Romeo compares Juliet to a jewel.
Romeo is quite smitten with Juliet, the girl he meets at the ball. He shows this by using figurative language. One type of figurative language is a simile. A simile is an indirect comparison that usually uses the words “like” or “as” and is often used in poetry. You can often use it to woo a girl (or boy)!
When Romeo first sees Juliet, he describes her with simile.
It seems she hangs upon the cheek of night
Like a rich jewel in an Ethiop's ear (Act 1, Scene 5)
An “Ethiop” is an Ethiopian. Ethiopia is a country in Africa. The natives there would have been known for wearing earrings. He is basically saying that Juliet is just as beautiful. Actually, Romeo puts a simile on top of a metaphor here, because he added that to the “cheek of night” metaphor. He goes on to say she is so beautiful that she is too good to belong to this world. Yes, Romeo seems to believe in love at first sight!
When Romeo and Juliet finally do meet, they share a sonnet’s worth of metaphors, comparing their lips to pilgrims, for example. It may seem as if Romeo and Juliet fall in love quickly, but this exchange shows that they are intellectual equals as well as equally attracted to each other.
To smooth that rough touch with a tender kiss.
Good pilgrim, you do wrong your hand too much,
Which mannerly devotion shows in this;
For saints have hands that pilgrims’ hands do touch,
And palm to palm is holy palmers’ kiss.(Act 1, Scene 5)

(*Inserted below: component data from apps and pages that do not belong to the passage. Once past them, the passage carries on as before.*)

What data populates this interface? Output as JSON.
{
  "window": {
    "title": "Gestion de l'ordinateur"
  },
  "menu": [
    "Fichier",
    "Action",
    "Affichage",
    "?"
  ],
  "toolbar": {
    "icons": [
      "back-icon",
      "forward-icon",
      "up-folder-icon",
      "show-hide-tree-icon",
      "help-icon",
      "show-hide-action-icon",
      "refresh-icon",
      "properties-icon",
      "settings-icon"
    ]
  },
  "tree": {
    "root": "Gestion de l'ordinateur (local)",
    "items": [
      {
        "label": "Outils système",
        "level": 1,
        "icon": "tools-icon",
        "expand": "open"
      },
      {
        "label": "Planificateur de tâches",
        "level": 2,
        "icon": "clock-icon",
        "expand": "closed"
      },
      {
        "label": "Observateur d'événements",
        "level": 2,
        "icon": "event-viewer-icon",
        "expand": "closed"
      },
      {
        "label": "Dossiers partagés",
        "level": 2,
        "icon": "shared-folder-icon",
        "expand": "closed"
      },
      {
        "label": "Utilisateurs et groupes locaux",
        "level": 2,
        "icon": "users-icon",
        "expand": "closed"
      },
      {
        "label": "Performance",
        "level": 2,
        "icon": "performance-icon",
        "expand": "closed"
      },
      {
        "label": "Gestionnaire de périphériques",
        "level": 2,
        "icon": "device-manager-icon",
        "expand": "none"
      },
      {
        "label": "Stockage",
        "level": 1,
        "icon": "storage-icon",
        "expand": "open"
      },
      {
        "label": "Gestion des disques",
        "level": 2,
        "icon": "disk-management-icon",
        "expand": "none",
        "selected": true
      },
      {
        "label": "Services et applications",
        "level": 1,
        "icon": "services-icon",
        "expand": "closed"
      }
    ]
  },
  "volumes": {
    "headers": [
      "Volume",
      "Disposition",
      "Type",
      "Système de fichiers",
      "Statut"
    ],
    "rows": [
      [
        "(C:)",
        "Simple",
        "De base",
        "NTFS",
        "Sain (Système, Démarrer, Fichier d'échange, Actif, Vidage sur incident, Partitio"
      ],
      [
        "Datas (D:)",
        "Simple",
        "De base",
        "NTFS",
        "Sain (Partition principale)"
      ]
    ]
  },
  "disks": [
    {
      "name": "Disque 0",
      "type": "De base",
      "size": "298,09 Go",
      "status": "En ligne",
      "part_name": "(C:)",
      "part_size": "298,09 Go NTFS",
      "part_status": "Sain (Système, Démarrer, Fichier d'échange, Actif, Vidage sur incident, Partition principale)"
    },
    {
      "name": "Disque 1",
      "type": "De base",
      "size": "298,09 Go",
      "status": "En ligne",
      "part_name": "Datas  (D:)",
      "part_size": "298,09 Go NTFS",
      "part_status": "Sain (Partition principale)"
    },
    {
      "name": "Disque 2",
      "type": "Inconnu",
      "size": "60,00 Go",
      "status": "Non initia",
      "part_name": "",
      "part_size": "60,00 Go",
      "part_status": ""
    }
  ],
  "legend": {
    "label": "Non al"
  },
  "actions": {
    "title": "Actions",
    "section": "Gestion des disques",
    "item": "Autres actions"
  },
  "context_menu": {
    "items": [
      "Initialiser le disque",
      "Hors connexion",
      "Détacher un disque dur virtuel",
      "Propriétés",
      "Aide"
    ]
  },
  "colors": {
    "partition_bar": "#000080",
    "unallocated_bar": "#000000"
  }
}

The value of the simile, and the metaphor, to the audience is that they show that Romeo and Juliet are deeply in love, and also deeply committed. It is easy to dismiss their romance as love at first sight or a quick, childish fling. Remember, though that Shakespeare tells us in the prologue that they were star-crossed. Both of them seem to have a deep, almost spiritual connection.